 “In the spirit of Pro-Humanitate, students will be more equipped to make an impact on society when they connect their knowledge from each course and learn to think broadly,” said Connor.

Additionally, the committee has recommended Global Citizenship requirements, which would require students to practically apply material from liberal arts courses.
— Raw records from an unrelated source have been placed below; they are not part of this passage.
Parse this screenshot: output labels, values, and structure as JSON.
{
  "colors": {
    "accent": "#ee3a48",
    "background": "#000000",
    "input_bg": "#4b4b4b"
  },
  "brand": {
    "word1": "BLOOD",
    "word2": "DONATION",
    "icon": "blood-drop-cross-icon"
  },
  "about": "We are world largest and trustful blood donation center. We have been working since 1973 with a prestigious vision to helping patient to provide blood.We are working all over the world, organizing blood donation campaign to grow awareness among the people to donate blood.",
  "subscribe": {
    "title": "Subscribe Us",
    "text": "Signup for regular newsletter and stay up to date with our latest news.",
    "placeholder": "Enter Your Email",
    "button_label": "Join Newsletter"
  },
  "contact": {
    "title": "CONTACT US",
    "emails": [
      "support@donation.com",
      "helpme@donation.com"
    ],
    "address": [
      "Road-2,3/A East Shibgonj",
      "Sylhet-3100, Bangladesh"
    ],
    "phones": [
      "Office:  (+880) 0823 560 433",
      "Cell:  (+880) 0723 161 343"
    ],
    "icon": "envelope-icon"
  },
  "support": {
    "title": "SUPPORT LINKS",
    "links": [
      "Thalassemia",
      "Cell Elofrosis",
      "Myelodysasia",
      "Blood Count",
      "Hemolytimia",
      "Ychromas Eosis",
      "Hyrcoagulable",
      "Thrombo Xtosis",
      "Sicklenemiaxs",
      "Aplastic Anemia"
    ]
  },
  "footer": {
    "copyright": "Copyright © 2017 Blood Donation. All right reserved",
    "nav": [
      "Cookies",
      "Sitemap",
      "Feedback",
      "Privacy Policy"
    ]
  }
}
It is designed to strengthen the Cultural Diversity requirement so that students are better exposed to the cultures they will encounter in the global world. 

With the addition of the Ethical Reasoning/Inquiry requirement, students would be tasked with reflection upon human values, character, and conduct, and challenged to become ethical agents in their communities.

“The goals and formation of the AP courses are not entirely reflective of what we would want to see out of our writers,” said Connor. 

Another more logistical change within the report would require students to take a writing course at least once during their four years at Wake Forest whether they have placed out of it with AP credit or not. 

“The vast majority of our students never take a structured writing course here, and we are in the minority of schools to allow that.” said Religion Studies professor and head of CCRC Jay Ford. “We did surveys of students, faculty and alumni asking them which skill they found most important at Wake Forest and writing was at the top of the list. We felt this area is one that needs improvement.” 

The report further contains information about changes that the committee would like to see the university continue to consider over time. 

“Even if we can’t achieve everything now,” said Connor. “We’ve seen a lot of best practice from other schools about different techniques that we could try and different ways of thinking about education.” 

Connor added that these changes may not be considered for the next ten or even twenty years. Even so, the committee is tasked with doing the necessary research that future committees should consider for the development of education at the university. 

“It is important to note that nothing has been decided for sure yet,” said Ford. “Any changes we make to the curriculum have to be approved by the Committee on Academic Planning (CAP)” 

The purpose of CAP is to oversee the curriculum and significant changes that are made to it. Once the proposal is presented, they will review the reforms and take it to the faculty for a vote where each element of the proposal is voted on separately.

“No matter what our students decide to major in or what their interests are, the point of a liberal arts education is to instill particular sets of learning outcomes and skills that we think are important to becoming good citizens and good members of the global community,” said Connor.